### Raw data

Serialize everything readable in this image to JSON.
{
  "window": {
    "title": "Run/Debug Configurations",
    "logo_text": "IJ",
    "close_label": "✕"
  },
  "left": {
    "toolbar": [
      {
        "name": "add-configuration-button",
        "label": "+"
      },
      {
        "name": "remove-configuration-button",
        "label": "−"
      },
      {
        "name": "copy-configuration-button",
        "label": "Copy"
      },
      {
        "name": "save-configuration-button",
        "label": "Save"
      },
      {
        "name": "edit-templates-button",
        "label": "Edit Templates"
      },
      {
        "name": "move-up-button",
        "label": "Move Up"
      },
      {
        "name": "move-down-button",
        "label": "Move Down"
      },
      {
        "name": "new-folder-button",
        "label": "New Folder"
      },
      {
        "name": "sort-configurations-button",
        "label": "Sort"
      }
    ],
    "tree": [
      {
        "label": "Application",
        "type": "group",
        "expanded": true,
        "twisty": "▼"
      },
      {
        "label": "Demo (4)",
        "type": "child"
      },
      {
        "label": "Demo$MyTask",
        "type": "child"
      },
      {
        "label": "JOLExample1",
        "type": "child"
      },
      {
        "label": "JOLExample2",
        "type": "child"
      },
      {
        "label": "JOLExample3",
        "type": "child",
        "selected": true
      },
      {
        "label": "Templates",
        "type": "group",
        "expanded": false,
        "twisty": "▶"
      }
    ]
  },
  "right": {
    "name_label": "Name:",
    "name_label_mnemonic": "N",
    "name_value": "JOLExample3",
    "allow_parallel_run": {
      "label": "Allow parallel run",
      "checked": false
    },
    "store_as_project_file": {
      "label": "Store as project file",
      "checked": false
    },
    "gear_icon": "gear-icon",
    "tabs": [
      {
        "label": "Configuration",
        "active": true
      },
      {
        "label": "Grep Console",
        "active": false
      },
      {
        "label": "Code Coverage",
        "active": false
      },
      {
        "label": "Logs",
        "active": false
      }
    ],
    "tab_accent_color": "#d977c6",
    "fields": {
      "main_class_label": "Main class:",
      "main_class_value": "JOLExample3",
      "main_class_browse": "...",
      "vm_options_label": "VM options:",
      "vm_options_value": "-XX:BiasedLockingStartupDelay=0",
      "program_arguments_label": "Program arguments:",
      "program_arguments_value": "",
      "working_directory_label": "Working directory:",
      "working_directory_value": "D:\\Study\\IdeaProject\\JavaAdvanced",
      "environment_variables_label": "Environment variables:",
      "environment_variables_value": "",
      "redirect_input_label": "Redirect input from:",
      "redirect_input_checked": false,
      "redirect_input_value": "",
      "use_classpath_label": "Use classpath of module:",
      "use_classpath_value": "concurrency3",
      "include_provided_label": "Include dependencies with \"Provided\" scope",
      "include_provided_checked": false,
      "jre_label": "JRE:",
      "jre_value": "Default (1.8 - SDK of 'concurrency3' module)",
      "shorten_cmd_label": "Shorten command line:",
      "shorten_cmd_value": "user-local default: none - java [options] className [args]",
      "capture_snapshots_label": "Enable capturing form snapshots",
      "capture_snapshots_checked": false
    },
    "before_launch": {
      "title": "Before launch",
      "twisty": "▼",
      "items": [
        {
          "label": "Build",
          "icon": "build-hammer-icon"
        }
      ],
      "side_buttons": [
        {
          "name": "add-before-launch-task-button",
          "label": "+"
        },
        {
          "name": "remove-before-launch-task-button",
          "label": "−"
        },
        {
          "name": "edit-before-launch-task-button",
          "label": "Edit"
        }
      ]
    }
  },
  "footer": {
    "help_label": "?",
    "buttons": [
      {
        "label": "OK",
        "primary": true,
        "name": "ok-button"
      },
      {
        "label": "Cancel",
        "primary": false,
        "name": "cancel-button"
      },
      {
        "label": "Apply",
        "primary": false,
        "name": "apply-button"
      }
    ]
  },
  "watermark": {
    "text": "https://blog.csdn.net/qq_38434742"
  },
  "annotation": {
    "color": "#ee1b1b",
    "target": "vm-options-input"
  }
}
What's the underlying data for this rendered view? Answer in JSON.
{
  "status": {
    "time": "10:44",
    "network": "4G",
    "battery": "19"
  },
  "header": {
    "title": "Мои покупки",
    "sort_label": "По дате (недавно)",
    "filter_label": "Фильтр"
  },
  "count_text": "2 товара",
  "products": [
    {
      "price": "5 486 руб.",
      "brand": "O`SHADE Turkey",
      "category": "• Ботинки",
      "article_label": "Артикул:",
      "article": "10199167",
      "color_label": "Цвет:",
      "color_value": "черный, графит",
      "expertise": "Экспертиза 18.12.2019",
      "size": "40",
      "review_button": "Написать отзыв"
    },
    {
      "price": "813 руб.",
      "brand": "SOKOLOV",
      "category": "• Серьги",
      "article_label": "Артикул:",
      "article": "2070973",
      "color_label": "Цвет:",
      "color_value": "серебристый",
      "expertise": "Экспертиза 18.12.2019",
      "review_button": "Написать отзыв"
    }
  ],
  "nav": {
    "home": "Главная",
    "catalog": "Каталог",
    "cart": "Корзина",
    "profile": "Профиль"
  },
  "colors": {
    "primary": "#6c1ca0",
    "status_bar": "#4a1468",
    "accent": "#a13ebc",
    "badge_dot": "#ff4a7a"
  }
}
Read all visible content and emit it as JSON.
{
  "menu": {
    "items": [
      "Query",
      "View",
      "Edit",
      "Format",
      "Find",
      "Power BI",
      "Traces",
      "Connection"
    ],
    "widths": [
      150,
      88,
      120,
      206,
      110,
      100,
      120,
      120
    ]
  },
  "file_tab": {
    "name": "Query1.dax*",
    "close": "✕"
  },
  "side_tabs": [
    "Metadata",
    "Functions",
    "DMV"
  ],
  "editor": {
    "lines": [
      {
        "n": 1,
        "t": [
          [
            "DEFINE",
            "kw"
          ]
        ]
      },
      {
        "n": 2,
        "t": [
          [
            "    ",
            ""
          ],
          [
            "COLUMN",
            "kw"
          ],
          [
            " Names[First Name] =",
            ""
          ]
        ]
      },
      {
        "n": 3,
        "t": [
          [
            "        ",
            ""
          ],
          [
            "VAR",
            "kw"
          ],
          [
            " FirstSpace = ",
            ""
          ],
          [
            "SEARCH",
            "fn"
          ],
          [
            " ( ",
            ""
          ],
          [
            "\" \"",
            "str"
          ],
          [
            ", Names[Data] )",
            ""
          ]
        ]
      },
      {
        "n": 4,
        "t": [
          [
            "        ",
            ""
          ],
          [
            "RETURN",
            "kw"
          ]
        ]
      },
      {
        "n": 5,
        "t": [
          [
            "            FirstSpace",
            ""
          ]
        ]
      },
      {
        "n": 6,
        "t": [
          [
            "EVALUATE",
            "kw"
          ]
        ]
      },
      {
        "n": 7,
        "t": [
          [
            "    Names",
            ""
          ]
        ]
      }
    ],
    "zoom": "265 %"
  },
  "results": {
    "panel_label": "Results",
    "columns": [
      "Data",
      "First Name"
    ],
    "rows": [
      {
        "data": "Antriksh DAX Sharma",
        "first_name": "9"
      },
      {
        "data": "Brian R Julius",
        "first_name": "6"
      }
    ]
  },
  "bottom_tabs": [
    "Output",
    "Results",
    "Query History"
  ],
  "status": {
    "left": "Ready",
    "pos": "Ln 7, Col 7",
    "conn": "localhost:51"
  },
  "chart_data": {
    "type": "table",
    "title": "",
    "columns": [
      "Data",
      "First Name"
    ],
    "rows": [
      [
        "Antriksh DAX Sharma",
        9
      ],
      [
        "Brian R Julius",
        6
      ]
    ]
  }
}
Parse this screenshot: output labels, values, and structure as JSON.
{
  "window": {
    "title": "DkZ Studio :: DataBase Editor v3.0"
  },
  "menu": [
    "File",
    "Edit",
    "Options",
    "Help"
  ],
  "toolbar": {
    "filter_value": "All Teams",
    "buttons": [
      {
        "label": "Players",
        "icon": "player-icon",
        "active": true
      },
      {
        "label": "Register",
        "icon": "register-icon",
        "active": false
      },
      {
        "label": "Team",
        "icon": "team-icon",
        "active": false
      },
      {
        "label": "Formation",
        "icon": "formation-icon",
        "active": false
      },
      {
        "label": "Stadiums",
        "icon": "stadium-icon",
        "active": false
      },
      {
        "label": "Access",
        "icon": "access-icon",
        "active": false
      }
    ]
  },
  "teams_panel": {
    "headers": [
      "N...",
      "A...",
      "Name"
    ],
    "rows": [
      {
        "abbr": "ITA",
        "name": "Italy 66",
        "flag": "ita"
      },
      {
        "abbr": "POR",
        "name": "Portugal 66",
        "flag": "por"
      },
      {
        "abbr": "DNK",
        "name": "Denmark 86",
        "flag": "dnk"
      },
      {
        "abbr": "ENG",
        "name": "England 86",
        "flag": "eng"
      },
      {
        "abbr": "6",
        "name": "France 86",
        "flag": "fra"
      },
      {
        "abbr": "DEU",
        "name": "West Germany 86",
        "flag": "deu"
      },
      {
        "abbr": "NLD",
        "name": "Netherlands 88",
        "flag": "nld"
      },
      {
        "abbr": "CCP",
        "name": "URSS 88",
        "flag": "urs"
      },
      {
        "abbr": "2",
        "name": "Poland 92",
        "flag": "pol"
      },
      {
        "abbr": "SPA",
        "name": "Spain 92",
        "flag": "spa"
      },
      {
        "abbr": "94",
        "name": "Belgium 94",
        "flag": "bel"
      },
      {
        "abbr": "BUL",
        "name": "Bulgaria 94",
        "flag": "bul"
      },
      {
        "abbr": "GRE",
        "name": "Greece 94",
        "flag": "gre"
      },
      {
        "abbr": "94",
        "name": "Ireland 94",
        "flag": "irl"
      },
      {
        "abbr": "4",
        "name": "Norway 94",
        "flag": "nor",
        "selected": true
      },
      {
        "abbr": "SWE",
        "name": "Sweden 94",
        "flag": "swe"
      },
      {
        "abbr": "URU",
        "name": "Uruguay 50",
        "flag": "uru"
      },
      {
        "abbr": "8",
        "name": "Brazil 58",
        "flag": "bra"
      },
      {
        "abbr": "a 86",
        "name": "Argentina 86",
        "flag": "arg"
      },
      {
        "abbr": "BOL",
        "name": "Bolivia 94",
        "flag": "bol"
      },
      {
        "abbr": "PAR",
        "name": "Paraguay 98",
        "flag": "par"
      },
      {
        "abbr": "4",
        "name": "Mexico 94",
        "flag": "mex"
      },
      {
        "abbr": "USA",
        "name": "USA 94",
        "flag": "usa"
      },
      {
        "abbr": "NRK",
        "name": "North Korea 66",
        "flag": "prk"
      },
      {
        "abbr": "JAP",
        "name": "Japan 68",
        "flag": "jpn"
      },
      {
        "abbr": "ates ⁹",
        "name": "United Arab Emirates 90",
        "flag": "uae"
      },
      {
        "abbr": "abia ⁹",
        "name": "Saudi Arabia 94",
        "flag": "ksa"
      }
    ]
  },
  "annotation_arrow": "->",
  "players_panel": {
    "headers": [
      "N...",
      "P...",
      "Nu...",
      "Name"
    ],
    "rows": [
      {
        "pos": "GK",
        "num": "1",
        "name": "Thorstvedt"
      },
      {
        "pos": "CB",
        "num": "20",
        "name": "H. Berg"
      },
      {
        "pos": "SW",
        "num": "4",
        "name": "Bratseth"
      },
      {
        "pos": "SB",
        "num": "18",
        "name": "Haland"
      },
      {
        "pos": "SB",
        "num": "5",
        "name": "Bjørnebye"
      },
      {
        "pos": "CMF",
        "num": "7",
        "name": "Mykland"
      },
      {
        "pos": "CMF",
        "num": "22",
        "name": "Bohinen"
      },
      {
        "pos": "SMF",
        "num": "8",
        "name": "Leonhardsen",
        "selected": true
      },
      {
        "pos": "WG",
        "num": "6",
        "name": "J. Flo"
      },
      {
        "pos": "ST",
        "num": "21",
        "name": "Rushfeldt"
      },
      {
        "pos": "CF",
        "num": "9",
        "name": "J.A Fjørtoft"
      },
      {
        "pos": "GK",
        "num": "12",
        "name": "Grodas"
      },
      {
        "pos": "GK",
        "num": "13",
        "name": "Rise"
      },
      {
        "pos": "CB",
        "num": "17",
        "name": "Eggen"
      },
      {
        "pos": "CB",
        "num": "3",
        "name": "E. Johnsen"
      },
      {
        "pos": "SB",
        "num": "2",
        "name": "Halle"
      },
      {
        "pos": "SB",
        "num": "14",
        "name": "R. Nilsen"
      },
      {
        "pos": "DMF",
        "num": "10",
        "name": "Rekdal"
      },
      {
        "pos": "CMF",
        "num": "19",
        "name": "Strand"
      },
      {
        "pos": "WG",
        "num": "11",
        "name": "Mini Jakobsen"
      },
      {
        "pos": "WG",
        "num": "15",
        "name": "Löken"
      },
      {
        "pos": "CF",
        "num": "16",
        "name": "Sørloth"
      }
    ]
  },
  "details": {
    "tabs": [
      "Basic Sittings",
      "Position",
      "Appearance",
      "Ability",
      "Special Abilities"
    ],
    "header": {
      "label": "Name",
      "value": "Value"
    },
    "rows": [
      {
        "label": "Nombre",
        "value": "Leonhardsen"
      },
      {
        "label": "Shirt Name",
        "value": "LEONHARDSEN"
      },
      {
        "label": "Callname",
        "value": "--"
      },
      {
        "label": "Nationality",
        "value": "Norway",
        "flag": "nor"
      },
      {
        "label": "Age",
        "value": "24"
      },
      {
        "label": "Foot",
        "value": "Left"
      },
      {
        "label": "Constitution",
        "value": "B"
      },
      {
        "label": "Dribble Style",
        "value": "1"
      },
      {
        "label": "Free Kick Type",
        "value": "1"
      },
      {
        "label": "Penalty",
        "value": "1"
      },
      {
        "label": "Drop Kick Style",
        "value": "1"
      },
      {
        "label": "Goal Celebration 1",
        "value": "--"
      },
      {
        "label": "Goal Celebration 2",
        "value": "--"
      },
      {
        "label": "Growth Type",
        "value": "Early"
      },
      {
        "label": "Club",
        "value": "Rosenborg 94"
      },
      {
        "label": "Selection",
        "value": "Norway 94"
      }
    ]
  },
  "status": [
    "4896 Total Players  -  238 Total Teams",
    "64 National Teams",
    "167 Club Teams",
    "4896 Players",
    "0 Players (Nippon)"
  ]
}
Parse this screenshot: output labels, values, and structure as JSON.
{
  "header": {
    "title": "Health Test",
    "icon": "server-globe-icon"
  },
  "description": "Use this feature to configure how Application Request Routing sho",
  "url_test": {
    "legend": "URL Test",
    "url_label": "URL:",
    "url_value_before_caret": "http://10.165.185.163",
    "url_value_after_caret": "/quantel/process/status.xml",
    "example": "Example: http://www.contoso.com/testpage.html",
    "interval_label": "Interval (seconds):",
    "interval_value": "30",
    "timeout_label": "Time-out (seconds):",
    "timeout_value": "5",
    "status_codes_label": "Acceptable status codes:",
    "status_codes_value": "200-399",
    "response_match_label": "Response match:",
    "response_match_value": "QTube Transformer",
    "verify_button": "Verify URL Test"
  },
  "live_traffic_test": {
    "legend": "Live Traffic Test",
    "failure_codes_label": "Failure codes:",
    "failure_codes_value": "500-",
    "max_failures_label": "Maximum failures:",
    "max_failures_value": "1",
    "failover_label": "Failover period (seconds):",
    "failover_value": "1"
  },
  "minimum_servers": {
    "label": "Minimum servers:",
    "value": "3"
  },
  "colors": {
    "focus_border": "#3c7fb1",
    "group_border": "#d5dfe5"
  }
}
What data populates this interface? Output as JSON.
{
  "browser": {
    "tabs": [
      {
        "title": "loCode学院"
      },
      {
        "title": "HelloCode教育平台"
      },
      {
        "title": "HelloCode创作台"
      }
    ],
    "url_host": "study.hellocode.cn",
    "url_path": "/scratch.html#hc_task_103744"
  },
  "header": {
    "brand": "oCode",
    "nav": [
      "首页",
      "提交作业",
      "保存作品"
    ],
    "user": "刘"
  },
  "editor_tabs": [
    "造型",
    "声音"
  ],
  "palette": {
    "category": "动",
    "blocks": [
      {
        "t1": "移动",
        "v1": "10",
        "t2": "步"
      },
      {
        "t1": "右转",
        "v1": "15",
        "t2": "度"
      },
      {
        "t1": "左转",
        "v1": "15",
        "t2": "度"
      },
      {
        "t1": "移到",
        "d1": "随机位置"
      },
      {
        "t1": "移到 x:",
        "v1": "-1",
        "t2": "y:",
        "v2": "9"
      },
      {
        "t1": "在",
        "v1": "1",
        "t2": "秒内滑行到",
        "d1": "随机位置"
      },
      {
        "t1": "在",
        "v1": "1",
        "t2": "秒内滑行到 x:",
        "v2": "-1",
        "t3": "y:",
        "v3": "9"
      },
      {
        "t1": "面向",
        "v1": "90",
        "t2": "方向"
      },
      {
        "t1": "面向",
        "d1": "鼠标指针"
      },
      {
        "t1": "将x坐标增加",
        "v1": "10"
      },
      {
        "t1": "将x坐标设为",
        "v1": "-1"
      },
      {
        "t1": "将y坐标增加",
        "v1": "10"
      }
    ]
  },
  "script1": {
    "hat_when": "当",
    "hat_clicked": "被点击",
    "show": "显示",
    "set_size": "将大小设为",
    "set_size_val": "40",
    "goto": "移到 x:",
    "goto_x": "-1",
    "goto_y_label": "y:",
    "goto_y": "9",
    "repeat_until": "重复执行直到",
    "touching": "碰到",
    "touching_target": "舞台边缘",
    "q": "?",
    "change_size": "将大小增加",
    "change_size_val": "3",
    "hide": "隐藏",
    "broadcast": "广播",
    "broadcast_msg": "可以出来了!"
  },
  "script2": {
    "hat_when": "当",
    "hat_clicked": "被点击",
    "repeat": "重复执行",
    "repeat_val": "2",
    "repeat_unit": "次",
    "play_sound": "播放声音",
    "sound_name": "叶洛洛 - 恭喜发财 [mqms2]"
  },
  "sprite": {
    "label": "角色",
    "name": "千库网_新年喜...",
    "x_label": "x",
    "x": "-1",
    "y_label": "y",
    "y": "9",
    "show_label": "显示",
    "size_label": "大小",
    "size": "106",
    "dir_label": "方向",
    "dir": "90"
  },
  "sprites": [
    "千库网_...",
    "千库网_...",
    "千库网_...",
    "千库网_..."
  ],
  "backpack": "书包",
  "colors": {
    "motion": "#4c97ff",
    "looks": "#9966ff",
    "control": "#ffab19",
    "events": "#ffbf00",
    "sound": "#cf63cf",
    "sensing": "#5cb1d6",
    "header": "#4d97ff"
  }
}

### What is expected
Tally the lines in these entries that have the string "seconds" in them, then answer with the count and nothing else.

### Written response
3